- Listed entries
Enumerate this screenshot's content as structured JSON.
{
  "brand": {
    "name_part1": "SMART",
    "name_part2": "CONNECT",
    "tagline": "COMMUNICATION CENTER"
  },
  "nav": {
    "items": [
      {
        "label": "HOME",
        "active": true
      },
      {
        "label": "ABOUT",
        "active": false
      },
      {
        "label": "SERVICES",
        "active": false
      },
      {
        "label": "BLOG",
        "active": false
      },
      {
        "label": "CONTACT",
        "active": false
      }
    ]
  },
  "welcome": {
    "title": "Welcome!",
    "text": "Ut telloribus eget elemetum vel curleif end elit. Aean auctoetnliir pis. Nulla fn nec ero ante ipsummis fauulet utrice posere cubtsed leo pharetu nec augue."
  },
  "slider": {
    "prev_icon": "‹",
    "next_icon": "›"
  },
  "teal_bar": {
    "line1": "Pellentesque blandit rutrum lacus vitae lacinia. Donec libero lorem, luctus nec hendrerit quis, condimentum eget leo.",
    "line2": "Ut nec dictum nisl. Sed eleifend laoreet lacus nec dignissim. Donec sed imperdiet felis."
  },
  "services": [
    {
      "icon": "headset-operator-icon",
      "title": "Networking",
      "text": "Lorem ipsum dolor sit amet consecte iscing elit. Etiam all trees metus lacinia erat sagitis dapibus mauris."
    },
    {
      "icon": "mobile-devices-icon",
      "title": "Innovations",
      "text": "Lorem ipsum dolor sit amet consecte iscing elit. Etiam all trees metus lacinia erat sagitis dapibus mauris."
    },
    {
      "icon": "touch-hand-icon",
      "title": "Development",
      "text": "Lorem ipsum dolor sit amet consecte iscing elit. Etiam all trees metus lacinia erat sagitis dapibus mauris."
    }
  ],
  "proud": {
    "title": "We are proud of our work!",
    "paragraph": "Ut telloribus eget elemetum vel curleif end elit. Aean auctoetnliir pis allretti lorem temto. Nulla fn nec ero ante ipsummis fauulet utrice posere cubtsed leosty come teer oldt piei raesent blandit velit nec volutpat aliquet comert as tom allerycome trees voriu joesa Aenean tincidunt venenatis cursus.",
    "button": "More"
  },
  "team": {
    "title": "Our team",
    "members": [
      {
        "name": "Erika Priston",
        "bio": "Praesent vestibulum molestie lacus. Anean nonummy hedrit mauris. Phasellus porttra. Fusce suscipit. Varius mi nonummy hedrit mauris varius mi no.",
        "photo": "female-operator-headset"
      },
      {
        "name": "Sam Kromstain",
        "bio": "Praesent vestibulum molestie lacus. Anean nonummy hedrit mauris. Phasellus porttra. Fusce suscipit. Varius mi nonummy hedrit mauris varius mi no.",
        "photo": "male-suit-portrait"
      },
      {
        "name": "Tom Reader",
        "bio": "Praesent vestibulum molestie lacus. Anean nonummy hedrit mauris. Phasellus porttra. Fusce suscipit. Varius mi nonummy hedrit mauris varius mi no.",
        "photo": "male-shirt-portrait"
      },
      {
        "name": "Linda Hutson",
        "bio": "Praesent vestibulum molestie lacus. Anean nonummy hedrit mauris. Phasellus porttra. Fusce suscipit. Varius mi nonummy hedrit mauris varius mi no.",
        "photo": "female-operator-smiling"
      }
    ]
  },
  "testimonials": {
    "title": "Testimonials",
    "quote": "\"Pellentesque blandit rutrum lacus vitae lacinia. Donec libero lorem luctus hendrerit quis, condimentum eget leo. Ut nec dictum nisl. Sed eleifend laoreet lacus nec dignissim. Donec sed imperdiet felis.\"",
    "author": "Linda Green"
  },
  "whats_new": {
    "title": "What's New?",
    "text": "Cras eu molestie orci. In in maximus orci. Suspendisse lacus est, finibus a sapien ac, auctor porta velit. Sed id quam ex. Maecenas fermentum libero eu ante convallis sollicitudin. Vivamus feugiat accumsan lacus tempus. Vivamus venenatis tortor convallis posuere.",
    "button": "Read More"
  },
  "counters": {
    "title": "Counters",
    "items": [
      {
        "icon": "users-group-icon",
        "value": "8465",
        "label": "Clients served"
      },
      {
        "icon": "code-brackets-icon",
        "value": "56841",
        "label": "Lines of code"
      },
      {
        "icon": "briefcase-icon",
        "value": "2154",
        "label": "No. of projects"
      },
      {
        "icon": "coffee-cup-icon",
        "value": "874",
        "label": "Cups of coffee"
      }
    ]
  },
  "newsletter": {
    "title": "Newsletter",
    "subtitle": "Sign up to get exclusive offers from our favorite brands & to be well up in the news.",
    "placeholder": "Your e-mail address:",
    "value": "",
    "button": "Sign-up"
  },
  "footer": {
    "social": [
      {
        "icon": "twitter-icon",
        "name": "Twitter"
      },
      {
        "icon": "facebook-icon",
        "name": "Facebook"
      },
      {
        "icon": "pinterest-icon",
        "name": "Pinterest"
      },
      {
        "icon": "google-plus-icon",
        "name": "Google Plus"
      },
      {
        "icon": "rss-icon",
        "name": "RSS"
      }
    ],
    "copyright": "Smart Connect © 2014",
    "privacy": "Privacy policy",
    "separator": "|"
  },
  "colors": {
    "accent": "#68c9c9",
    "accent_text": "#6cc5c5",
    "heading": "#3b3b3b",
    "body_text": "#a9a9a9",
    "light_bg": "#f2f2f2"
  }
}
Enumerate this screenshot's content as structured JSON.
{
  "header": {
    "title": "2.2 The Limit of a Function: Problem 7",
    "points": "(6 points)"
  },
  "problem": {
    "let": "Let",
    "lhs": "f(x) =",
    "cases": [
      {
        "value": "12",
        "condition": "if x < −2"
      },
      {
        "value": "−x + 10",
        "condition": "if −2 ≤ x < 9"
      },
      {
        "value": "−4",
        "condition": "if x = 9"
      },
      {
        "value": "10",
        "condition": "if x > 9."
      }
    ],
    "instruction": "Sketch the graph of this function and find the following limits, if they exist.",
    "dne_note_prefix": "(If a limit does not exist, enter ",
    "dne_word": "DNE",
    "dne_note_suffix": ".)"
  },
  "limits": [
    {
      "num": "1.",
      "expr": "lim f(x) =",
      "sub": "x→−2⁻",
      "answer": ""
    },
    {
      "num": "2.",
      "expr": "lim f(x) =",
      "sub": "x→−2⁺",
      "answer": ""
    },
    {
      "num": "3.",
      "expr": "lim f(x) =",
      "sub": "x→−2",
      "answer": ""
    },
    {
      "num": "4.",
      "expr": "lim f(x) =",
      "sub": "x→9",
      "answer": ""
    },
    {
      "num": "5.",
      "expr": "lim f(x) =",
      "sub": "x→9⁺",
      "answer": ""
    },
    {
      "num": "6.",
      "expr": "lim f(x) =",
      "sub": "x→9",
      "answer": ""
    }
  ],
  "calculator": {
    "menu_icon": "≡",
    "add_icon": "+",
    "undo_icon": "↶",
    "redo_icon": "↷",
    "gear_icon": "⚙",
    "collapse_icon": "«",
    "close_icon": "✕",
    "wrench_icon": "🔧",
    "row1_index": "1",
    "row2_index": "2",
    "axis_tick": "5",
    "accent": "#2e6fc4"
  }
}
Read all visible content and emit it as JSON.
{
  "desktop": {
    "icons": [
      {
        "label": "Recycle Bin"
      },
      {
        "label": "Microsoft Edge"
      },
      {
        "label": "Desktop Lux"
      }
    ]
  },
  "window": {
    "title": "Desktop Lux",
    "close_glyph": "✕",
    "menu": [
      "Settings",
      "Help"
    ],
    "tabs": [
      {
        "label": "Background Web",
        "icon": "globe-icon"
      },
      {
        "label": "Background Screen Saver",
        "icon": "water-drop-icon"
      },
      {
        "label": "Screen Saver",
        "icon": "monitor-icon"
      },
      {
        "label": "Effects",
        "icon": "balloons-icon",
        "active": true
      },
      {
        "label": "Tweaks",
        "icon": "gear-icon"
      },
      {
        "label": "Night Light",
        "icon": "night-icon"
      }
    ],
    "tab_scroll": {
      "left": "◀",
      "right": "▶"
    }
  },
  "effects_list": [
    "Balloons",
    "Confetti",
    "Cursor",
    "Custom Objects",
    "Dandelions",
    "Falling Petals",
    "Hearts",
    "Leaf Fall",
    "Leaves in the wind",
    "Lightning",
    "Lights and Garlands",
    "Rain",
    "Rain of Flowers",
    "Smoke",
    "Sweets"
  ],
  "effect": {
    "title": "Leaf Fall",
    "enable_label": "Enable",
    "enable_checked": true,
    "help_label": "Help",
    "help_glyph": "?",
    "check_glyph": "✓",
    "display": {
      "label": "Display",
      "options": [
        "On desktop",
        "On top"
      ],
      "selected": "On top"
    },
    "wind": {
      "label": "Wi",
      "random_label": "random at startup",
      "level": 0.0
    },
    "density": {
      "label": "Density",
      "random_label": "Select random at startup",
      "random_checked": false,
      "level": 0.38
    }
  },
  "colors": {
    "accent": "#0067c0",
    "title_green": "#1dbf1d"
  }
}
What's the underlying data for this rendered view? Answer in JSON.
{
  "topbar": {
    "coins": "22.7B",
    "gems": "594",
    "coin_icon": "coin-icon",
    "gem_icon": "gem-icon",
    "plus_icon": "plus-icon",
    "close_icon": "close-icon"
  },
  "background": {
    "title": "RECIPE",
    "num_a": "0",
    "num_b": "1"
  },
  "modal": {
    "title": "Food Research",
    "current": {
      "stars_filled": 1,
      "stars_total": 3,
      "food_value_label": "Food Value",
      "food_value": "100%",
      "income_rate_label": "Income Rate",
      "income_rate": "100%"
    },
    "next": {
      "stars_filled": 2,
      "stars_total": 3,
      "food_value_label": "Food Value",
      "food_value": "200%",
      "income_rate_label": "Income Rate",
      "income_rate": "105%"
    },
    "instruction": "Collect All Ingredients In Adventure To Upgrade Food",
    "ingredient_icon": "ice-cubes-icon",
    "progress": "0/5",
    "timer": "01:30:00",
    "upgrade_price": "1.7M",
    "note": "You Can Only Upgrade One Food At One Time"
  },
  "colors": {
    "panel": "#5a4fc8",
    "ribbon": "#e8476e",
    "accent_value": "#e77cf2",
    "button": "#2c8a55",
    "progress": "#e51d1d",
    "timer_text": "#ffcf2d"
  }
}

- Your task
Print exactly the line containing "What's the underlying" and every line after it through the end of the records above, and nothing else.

- Solution
What's the underlying data for this rendered view? Answer in JSON.
{
  "topbar": {
    "coins": "22.7B",
    "gems": "594",
    "coin_icon": "coin-icon",
    "gem_icon": "gem-icon",
    "plus_icon": "plus-icon",
    "close_icon": "close-icon"
  },
  "background": {
    "title": "RECIPE",
    "num_a": "0",
    "num_b": "1"
  },
  "modal": {
    "title": "Food Research",
    "current": {
      "stars_filled": 1,
      "stars_total": 3,
      "food_value_label": "Food Value",
      "food_value": "100%",
      "income_rate_label": "Income Rate",
      "income_rate": "100%"
    },
    "next": {
      "stars_filled": 2,
      "stars_total": 3,
      "food_value_label": "Food Value",
      "food_value": "200%",
      "income_rate_label": "Income Rate",
      "income_rate": "105%"
    },
    "instruction": "Collect All Ingredients In Adventure To Upgrade Food",
    "ingredient_icon": "ice-cubes-icon",
    "progress": "0/5",
    "timer": "01:30:00",
    "upgrade_price": "1.7M",
    "note": "You Can Only Upgrade One Food At One Time"
  },
  "colors": {
    "panel": "#5a4fc8",
    "ribbon": "#e8476e",
    "accent_value": "#e77cf2",
    "button": "#2c8a55",
    "progress": "#e51d1d",
    "timer_text": "#ffcf2d"
  }
}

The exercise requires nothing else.